▶ _HOW TO COMPLETE THIS TASK_
Every line below that holds the string "CMYK" must be copied.

************

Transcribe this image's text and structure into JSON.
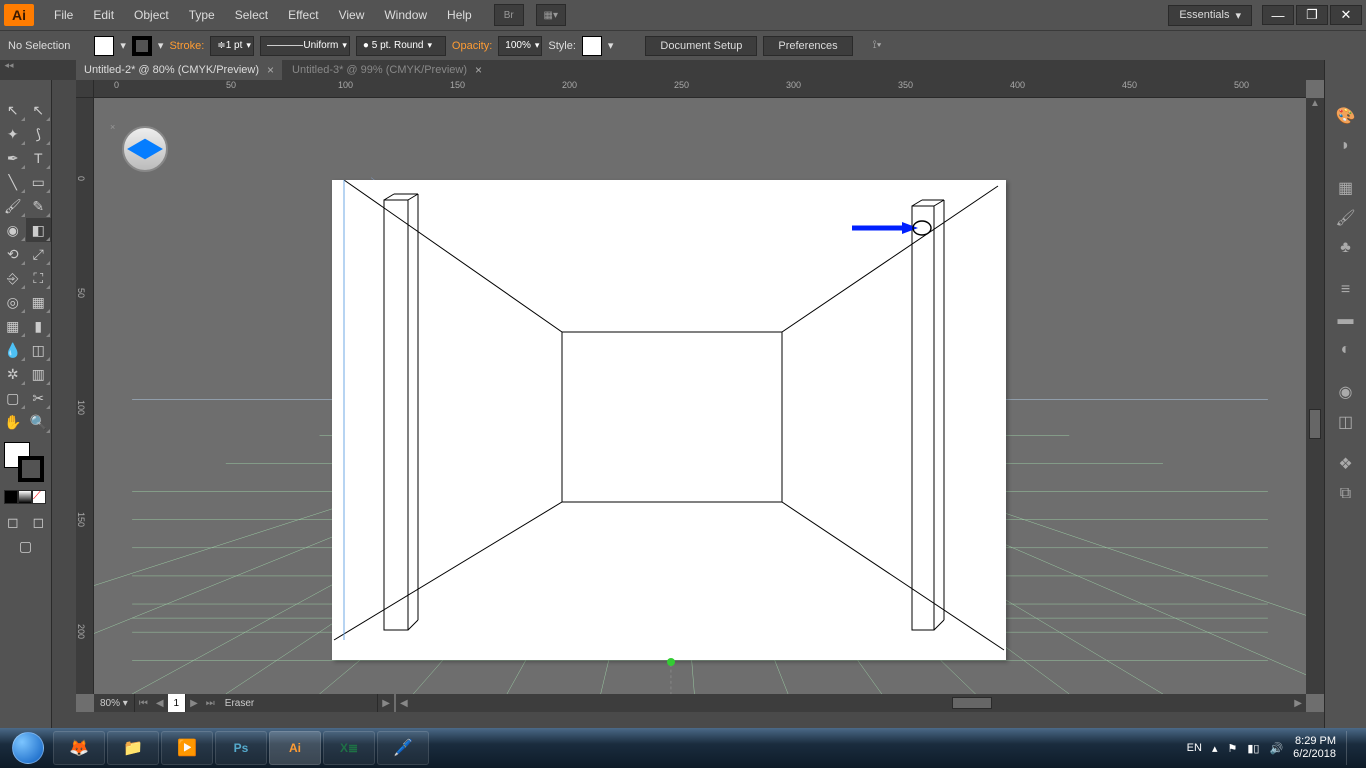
{
  "app": {
    "logo": "Ai"
  },
  "menu": {
    "file": "File",
    "edit": "Edit",
    "object": "Object",
    "type": "Type",
    "select": "Select",
    "effect": "Effect",
    "view": "View",
    "window": "Window",
    "help": "Help"
  },
  "workspace_switcher": "Essentials",
  "control": {
    "selection": "No Selection",
    "stroke_label": "Stroke:",
    "stroke_weight": "1 pt",
    "profile": "Uniform",
    "brush": "5 pt. Round",
    "opacity_label": "Opacity:",
    "opacity": "100%",
    "style_label": "Style:",
    "doc_setup": "Document Setup",
    "preferences": "Preferences"
  },
  "tabs": {
    "0": {
      "label": "Untitled-2* @ 80% (CMYK/Preview)"
    },
    "1": {
      "label": "Untitled-3* @ 99% (CMYK/Preview)"
    }
  },
  "ruler_h": [
    "0",
    "50",
    "100",
    "150",
    "200",
    "250",
    "300",
    "350",
    "400",
    "450",
    "500"
  ],
  "ruler_v": [
    "0",
    "50",
    "100",
    "150",
    "200"
  ],
  "status": {
    "zoom": "80%",
    "page": "1",
    "tool": "Eraser"
  },
  "systray": {
    "lang": "EN",
    "time": "8:29 PM",
    "date": "6/2/2018"
  },
  "colors": {
    "fill": "#ffffff",
    "stroke": "#000000",
    "grid_left": "#5a8dd6",
    "grid_floor": "#7ec28a",
    "annotation": "#0020ff"
  }
}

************

▶ _RESULT FOR THIS EXERCISE_
      "label": "Untitled-2* @ 80% (CMYK/Preview)"
      "label": "Untitled-3* @ 99% (CMYK/Preview)"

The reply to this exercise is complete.